6 >> 38400
7 >> 57600
8 >> 115200
9 >> 230400
Sets the name of the module to "YourName". Any name can be specified up to 20 characters. Whatever name you set response is "OKsetname".
Sets the pairing password of the device. Any 4 digit number can be used, the default pincode is 1234. Response is "OKsetPIN".
Sets the parity of the module. AT+PN >> No parity check. Response is "OK None".
Connect BT module with Frsky DJT/DFT¶
Using inverted signal¶
Issue here is that the BT module listed above doesn't understand the inverted rs232 signal the Frsky DJT/DFT modules uses. You could get an arduino with software serial and configure that as inverted. Or add the frsky ftd-lite upgrade pcb in between. The big pins go to the DJT/DFT module while the smaller pins have to be connected to you BT adapter. Check documentation on frsky or the picture below for the correct pinout of the ftd-lite module.
If you connect the 5V also on the big pins (the one not labeled in frsky documentation) you get 3.3V on the small vcc pin to power your BT adapter. It's not required since it can work on 5V also but it's possible (in fact my BT module no longer works on 3v!?).
Frsky upgrade lite product page: http://www.frsky-rc.com/ShowProducts.asp?id=49
Using internal non inverted signal¶
If you're not afraid to open up your FrSky module you can also solder some very thin wires to the traces where the signal passes before it's inverted. The below pictures show where you can find that signal. The blue wire is RX while the black wire is TX signal. You'll have to expose the path. Be very careful doing so not to break the path or brick your module otherwise. This is fine soldering! Don't overheat it also.

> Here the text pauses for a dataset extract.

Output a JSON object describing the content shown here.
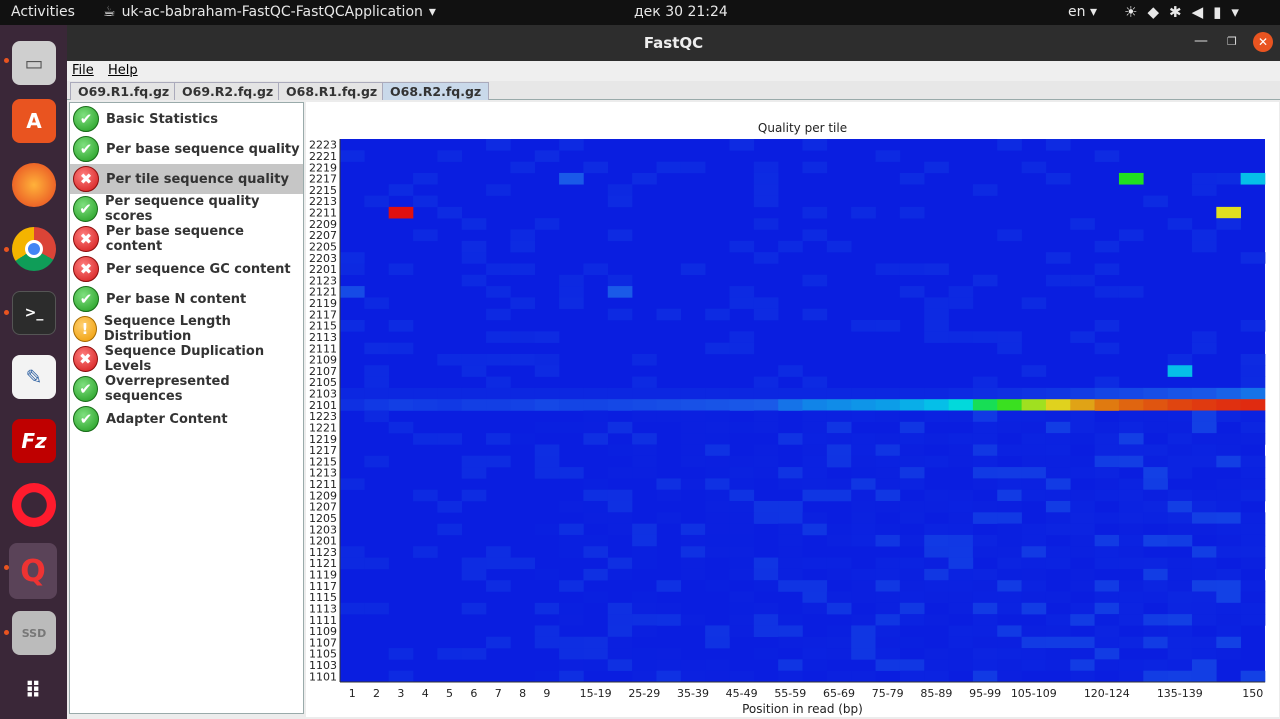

You could put a bluetooth board inside the frsky module housing. I opted for an external connector on the module, taking the ground and +5v signal from the original pins on the back. This way I can choose to fly without the bluetooth module connected.